Out of the corner of my eye, I could see Tony edging closer. He began patting the cow’s neck. He cleared his throat again. “Before he died, my grandpa told me about milking cows too. He said that it’s important to always be gentle and kind to them.”

Sister Allred smiled. “Tony, I’m certainly glad that you’re here today. You’ve just taught my Primary lesson. It’s about being gentle and kind.” She chuckled. “Well, it doesn’t exactly talk about cows. But it does say that we should be gentle and kind to everyone, and that must include cows.”

“Does that also include Primary teachers?” blurted out Brian.

Sister Allred looked at Brian in surprise. “Yes, I suppose it does.”

“Of course, it’s easy to be kind to you. You’re the best Primary teacher I’ve ever had!” He lowered his voice. “You know what else? You’re the best cow milker I’ve ever seen.”

Sister Allred leaned down. Her smiling blue eyes looked prettier than I’d ever seen them. “You know what, Brian? I bet you can all learn to be great cow milkers.”

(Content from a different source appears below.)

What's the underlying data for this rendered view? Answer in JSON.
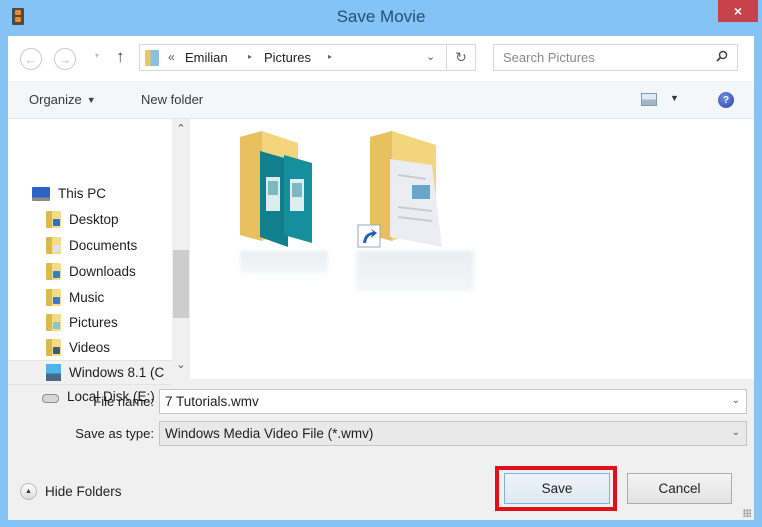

Soon we were all taking turns milking, even Emily. We must have lined up a dozen times.

“Wow,” said Tony, “I wish my grandpa could see me now.”

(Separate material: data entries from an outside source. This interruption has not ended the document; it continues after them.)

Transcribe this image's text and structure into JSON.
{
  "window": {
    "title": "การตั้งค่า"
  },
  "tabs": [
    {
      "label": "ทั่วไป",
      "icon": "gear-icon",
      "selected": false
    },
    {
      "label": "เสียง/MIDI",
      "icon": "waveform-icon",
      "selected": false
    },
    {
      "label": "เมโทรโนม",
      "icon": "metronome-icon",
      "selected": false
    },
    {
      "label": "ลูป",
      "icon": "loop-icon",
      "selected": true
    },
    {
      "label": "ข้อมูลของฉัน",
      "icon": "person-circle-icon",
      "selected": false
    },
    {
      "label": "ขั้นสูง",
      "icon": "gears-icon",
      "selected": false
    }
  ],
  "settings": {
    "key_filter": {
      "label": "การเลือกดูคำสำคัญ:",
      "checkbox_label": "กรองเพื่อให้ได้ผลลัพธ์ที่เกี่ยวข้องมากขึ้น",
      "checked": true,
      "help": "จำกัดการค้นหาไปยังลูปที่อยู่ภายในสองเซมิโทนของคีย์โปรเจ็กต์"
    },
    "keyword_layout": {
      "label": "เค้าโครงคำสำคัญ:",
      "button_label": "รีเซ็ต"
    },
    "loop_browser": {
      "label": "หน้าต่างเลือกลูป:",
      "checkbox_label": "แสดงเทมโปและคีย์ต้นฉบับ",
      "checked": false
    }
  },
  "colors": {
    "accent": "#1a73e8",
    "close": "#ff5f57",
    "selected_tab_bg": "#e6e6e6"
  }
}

Suddenly we heard a voice behind us. “Anybody want a job? I never guessed that I was going to find my cow in the hands of such good milkers.”

We all looked up. A stooped old man was gazing at the pans filled with warm, creamy milk.

“I heard that my cow had headed in this direction, but I never thought that she’d get this far.” He paused and rubbed his gray chin. “I’m serious about that job offer. I can’t even get this much milk out of her myself. Oh, you wouldn’t have to milk very often—only when my wife and I want to get away for a day or two. Betsy here is our last cow, and we don’t want to give her up. She’s mostly a pet.”

“I’d love to milk her,” said Brian.

Tony ground the toe of his shoe into the dirt and motioned toward Sister Allred. “I wouldn’t mind doing it if our teacher helps us. She’s real good at milking. I’m sure that you could trust us to be gentle and kind to Betsy.”

Sister Allred smiled and put her arm around Tony. “I think that my five boys, Emily, and I could handle a job like that.”

I patted the black and white cow, and Betsy gave a final, contented moo.

Illustrated by Dale Kilbourn